During the evaluation, you will be asked about the symptoms you are having, your thoughts about the symptoms and the overall state of your health, your behavior patterns, and how your symptoms and thoughts affect your everyday life.
If the symptoms for hypochondria, as presented in the Diagnostic and Statistical Manual of Mental Disorders are present, a diagnosis can be confirmed. The required symptoms that must be present for a diagnosis to be made include:
- A preoccupation with having an undiagnosed serious illness based on symptoms that has lasted for 6 months or longer
- Obsessive worrying about the preoccupation
- Preoccupation interferes with daily life
How Is Hypochondria Treated?
Treatment for hypochondria involves mental health solutions such as professional psychological therapy, education and possibly the use of medications. The most commonly used form of treatment for hypochondria is psychotherapy, particularly cognitive behavior therapy. This type of therapy helps an individual to recognize obsessive behaviors which allows him to work to put an end to them.
Psychoeducation is a form of counseling that helps the individual and his loved ones develop a better understanding of the condition and teaches coping mechanisms, and can also be an effective treatment. Sometimes, medications may be recommended to help treat other mental disorders that can intensify hypochondria.
Can Hypochondria Be Treated With Home Remedies?
Hypochondria generally requires professional treatment, however, there are steps that can be taken at home to alleviate symptoms and help get the condition under control. It is important to stick with the treatment plan that your health care provider has developed for you. Attending all therapy sessions and being sure to take all medications as prescribed can help ensure that your treatment plan stays on course.
It is important to learn to recognize what your triggers are so that you can avoid them whenever possible. Developing a plan of attack for how to handle symptoms if they return can also be helpful.
Lifestyle choices are important for keeping the condition under control. Engaging in physical activity can help manage many of the symptoms of hypochondria, especially anxiety, stress, depression and obsessive thoughts. Avoiding drugs and alcohol is important as they can make symptoms worse and increase anxiety levels. In addition, they may interfere with certain medications.

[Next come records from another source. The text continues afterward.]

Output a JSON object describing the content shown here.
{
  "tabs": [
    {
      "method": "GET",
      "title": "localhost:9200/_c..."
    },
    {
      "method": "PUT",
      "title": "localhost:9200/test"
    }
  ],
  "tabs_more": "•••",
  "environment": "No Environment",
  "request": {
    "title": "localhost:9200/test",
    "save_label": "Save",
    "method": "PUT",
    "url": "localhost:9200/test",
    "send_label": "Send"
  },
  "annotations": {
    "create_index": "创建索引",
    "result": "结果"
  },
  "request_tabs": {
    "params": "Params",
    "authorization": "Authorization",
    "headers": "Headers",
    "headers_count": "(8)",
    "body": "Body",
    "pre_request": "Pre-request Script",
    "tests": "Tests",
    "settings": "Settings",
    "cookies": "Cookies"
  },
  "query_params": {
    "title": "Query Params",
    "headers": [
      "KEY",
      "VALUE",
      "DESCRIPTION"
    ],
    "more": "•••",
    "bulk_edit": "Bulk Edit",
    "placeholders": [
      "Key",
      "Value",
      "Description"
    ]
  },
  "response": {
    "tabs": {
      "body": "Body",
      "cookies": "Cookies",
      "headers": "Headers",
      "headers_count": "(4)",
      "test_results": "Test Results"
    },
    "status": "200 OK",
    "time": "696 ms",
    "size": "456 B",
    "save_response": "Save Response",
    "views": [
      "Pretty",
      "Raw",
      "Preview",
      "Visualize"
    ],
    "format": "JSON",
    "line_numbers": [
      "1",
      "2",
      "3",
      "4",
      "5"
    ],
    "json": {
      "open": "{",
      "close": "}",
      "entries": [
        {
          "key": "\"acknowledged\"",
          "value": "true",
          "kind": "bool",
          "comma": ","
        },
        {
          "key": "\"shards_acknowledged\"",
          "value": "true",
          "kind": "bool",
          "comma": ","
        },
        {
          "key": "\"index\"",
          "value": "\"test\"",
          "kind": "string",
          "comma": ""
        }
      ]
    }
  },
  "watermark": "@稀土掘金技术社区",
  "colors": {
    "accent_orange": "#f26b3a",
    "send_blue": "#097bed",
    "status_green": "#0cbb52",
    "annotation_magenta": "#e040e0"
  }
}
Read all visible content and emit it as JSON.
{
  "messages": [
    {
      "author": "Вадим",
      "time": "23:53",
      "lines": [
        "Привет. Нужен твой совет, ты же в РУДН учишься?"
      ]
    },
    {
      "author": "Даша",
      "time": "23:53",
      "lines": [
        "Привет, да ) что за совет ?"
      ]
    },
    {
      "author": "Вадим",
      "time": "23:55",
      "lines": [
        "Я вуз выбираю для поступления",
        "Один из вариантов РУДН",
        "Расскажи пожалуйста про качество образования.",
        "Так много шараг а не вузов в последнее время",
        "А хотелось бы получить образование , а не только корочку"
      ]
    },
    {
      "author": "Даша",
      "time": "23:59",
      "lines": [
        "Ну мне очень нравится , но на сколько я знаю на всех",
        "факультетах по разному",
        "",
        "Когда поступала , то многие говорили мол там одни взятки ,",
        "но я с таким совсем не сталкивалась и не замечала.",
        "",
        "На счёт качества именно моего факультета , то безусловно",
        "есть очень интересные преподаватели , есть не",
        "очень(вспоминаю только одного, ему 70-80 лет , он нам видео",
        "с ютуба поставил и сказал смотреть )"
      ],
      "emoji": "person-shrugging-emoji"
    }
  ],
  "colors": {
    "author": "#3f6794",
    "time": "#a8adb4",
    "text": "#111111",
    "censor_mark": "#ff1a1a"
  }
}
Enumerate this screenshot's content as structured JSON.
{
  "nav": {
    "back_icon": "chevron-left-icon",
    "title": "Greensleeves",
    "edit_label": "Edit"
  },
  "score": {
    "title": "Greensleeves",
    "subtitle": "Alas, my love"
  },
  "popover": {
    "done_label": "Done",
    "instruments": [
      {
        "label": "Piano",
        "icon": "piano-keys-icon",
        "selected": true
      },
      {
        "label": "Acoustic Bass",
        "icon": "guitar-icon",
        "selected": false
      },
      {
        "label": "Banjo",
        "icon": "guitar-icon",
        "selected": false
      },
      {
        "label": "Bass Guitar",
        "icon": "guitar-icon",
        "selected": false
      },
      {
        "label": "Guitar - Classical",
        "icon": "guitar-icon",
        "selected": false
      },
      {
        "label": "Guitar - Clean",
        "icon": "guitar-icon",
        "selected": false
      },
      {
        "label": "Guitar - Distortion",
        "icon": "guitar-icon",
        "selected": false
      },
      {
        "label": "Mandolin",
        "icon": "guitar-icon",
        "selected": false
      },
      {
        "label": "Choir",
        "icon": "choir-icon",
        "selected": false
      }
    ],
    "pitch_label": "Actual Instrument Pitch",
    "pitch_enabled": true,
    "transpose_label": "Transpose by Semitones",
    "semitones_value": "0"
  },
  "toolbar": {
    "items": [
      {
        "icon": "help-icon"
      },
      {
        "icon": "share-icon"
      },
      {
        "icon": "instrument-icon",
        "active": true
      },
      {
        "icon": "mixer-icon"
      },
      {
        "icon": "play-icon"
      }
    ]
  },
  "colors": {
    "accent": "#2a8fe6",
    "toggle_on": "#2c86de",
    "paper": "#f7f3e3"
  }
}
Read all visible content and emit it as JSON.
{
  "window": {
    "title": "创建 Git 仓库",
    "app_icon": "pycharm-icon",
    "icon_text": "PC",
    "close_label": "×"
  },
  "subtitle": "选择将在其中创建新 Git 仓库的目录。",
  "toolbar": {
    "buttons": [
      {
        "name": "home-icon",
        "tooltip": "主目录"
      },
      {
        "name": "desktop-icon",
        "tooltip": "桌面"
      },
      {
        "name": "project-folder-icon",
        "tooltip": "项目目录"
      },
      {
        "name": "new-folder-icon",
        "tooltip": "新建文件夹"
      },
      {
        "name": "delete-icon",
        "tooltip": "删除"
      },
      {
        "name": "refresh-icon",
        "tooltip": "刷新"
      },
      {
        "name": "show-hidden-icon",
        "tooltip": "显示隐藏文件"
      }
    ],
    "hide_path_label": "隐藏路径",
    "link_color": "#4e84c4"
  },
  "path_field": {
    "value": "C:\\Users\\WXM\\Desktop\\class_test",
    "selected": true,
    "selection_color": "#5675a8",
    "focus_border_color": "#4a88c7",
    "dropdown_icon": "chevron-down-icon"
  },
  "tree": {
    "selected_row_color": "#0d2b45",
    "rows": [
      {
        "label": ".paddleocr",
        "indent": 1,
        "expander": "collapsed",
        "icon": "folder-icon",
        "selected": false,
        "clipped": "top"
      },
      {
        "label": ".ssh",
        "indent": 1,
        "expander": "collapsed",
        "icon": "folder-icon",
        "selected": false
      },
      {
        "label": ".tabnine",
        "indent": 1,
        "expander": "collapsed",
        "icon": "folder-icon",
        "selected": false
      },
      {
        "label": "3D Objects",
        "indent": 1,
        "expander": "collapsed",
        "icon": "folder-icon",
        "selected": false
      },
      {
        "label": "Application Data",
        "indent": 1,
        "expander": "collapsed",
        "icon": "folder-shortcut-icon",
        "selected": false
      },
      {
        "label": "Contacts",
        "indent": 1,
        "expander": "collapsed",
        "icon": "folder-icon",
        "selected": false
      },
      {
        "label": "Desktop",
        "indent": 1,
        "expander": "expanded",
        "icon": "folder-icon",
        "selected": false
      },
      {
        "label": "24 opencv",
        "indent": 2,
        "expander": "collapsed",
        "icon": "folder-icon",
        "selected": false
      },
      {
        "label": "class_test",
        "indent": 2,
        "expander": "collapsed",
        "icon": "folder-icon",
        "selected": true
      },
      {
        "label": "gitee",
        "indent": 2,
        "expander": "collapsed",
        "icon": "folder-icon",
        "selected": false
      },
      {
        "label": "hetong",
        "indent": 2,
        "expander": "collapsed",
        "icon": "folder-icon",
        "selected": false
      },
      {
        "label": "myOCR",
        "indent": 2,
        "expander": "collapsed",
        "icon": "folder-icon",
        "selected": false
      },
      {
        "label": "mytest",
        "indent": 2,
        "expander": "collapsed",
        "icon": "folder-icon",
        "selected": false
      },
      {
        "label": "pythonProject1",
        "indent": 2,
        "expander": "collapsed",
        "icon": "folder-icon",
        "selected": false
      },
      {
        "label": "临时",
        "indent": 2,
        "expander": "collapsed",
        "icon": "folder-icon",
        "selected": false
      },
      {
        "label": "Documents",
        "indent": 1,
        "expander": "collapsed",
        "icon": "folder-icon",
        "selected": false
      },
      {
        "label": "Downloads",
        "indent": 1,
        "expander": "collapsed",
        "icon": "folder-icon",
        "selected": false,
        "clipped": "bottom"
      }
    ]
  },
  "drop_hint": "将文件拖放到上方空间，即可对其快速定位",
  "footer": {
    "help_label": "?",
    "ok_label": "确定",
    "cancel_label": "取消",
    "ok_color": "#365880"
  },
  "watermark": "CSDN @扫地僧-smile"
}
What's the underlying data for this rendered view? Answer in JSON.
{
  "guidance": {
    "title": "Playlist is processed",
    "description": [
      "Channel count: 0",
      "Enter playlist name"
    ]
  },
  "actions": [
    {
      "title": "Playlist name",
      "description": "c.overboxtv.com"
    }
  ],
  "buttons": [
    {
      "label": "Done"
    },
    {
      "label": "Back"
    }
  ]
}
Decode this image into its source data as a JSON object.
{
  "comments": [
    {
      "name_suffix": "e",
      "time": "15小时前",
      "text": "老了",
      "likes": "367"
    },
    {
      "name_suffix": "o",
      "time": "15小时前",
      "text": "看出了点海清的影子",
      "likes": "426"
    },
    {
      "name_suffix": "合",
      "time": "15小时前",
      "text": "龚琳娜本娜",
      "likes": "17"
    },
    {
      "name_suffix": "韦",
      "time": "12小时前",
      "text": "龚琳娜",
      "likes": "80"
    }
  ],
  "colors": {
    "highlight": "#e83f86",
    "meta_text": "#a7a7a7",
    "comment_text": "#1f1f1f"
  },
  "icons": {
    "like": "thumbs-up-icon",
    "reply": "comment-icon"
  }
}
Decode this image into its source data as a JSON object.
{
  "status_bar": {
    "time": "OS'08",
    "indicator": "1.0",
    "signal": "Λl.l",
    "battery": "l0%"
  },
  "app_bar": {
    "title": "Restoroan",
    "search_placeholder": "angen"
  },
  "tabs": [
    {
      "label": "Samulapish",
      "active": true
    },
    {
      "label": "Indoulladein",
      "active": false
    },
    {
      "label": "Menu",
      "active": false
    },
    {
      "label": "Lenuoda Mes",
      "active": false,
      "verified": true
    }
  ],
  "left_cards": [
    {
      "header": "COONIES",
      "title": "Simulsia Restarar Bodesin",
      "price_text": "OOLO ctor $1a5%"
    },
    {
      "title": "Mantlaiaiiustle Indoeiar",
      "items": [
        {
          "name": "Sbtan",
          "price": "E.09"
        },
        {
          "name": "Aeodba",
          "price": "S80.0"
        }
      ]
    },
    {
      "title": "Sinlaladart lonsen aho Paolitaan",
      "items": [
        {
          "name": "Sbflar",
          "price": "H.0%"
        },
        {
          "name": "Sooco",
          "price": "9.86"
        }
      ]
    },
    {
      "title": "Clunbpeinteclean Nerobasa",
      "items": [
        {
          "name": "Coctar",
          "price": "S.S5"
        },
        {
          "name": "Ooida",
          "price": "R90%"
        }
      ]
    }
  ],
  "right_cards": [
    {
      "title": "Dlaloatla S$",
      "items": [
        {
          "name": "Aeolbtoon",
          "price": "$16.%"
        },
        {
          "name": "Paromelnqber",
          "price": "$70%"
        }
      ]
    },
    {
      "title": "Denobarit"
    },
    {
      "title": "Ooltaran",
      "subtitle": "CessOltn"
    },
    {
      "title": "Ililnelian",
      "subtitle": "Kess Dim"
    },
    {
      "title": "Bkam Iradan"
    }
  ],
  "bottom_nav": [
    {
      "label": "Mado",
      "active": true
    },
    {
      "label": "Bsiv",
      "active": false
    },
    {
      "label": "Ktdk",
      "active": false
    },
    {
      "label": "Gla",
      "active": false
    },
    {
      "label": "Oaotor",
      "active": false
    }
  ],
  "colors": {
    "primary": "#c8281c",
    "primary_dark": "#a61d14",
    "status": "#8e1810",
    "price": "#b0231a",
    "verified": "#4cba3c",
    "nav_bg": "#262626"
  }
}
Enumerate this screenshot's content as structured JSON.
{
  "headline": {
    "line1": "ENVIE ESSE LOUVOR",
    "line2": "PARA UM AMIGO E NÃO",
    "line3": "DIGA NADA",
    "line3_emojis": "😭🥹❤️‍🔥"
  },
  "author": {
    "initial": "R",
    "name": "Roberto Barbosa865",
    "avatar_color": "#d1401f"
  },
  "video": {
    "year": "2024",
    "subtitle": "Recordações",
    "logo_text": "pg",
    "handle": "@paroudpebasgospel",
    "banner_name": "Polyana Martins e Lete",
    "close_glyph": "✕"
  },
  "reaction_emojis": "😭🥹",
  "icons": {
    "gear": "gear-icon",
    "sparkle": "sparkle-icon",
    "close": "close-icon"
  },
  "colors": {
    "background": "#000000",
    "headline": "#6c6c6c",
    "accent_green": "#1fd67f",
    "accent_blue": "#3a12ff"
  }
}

Hypochondria can be a debilitating condition that can interfere with your everyday life if left untreated. It is important to understand that it is not necessary to suffer from this condition, obsessively worrying about the state of your health. Although hypochondria may never go away completely, treatment options are available that can bring symptoms under control and help you manage the condition.